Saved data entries
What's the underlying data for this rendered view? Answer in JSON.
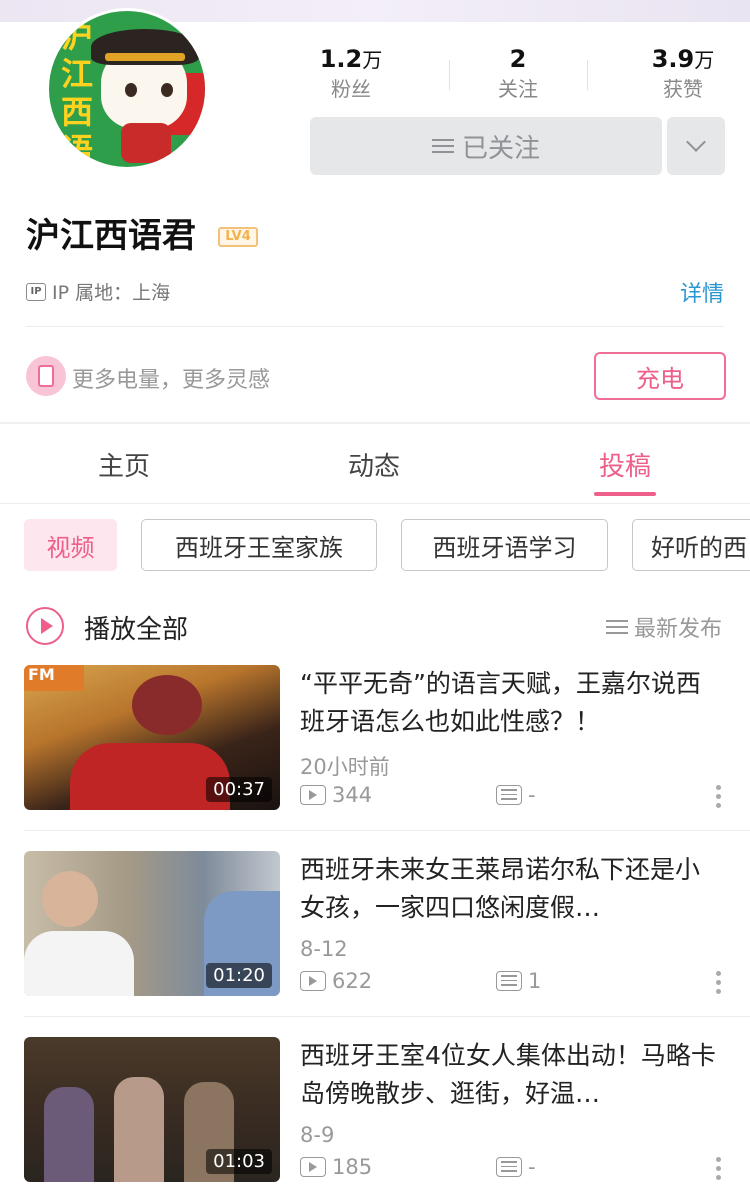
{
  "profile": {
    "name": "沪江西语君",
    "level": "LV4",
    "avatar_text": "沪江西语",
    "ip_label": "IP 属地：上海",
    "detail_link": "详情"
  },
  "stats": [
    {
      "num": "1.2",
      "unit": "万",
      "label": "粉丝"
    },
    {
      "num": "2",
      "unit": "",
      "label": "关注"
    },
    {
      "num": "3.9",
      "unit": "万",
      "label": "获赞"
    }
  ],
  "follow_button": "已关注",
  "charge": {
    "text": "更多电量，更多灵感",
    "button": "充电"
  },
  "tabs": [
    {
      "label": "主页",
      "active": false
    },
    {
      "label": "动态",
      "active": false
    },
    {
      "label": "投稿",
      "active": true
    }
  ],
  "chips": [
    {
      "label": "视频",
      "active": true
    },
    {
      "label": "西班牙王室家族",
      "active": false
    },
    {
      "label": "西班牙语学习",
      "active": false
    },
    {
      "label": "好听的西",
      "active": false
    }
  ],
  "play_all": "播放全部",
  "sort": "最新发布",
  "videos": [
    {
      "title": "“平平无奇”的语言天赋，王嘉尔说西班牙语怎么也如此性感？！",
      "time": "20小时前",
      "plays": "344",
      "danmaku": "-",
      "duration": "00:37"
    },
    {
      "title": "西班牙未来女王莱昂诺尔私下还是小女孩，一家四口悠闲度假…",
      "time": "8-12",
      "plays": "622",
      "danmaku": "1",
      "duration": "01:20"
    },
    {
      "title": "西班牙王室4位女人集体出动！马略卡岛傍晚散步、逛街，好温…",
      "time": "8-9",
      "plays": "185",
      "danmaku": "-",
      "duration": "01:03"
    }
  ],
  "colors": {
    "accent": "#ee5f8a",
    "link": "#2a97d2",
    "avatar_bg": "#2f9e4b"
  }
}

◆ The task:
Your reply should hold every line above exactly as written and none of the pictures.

◆ Expected answer:
What's the underlying data for this rendered view? Answer in JSON.
{
  "profile": {
    "name": "沪江西语君",
    "level": "LV4",
    "avatar_text": "沪江西语",
    "ip_label": "IP 属地：上海",
    "detail_link": "详情"
  },
  "stats": [
    {
      "num": "1.2",
      "unit": "万",
      "label": "粉丝"
    },
    {
      "num": "2",
      "unit": "",
      "label": "关注"
    },
    {
      "num": "3.9",
      "unit": "万",
      "label": "获赞"
    }
  ],
  "follow_button": "已关注",
  "charge": {
    "text": "更多电量，更多灵感",
    "button": "充电"
  },
  "tabs": [
    {
      "label": "主页",
      "active": false
    },
    {
      "label": "动态",
      "active": false
    },
    {
      "label": "投稿",
      "active": true
    }
  ],
  "chips": [
    {
      "label": "视频",
      "active": true
    },
    {
      "label": "西班牙王室家族",
      "active": false
    },
    {
      "label": "西班牙语学习",
      "active": false
    },
    {
      "label": "好听的西",
      "active": false
    }
  ],
  "play_all": "播放全部",
  "sort": "最新发布",
  "videos": [
    {
      "title": "“平平无奇”的语言天赋，王嘉尔说西班牙语怎么也如此性感？！",
      "time": "20小时前",
      "plays": "344",
      "danmaku": "-",
      "duration": "00:37"
    },
    {
      "title": "西班牙未来女王莱昂诺尔私下还是小女孩，一家四口悠闲度假…",
      "time": "8-12",
      "plays": "622",
      "danmaku": "1",
      "duration": "01:20"
    },
    {
      "title": "西班牙王室4位女人集体出动！马略卡岛傍晚散步、逛街，好温…",
      "time": "8-9",
      "plays": "185",
      "danmaku": "-",
      "duration": "01:03"
    }
  ],
  "colors": {
    "accent": "#ee5f8a",
    "link": "#2a97d2",
    "avatar_bg": "#2f9e4b"
  }
}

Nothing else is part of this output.